About the project
At present there are three volunteers working for the Lidgetton Community Project in a small village called Lidgetton, in the province of Kwazulu Natal. Two of the volunteers come from the township and are paid when the charity can afford it.
They are supporting 36 children from the Lidgetton township, whose parents have died from AIDS.
The children are orphans and have been taken in by a granny, auntie, sister or neighbour, who is usually struggling to make ends meet. The children range in age from 4 to 20 years. Normally once they have left school the charity stops supporting them.
The idea is that the charity is a stop-gap while the carers are applying for their government child support grants. However, due to many of them not having the necessary documents (ie. birth certificates, death certificates etc.), and Social Welfare`s very slow processing, the charity often lands up supporting some children after the leaving-school period.
The charity supplies the children with a food parcel each month, buys their school uniforms for them, collects and hands out second hand clothes, toys, blankets etc. and takes the children to the dentist or doctor when necessary. They also like to contribute to Birthday and Christmas presents where possible.
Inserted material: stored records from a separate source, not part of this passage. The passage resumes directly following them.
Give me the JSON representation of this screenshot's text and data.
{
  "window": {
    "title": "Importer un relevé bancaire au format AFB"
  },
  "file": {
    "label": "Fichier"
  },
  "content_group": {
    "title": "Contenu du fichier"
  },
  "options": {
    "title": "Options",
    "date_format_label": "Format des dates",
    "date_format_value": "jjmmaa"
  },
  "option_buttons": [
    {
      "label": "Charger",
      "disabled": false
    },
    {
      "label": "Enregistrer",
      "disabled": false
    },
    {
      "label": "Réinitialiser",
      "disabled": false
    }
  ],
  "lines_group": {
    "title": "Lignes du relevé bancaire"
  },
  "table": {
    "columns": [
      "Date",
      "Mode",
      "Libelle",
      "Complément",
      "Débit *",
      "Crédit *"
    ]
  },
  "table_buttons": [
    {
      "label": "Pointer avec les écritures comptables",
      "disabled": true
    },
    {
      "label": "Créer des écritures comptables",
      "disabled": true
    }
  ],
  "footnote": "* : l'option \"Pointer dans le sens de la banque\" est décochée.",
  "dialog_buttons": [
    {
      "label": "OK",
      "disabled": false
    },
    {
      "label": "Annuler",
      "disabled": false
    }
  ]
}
This is the area where I grew up in South Africa, and I would like to contribute in some small way back to the community that nurtured me so well as a child.
AIDS is not a simple topic in South Africa, however, I feel strongly about supporting the children who are on the receiving end of this deepening crisis.
We live in challenging times, especially financial, that so easily lead to fear and excessive self-absorption with ones own problems. However, we are all part of the bigger global picture too, and I believe that when we can offer something back to the community, in whatever form we can, this cycle of caring for another develops a deeper awareness, sensitivity and respect towards our fellow human beings, and towards ourselves. It opens the heart to a brighter awareness.
In Yoga, SEVA (Say-va) is a Sanskrit word for service. My service is through my yoga practice and teaching.
Each yoga class I teach, is also offering something back to this project. I donate a percentage of each class I teach to the project. So all my students are also contributing to this cause.
I make the contribution financial, as one of the volunteers is a friend of mine, so I know the money is used wisely. They can then use it for what they really need.
However, if anyone is interested to send parcels in some form, please contact me for the address details. This can be an interesting way to get your children involved - get them to sort through their toys and clothes and see what they don’t need. We usually all have more than we need.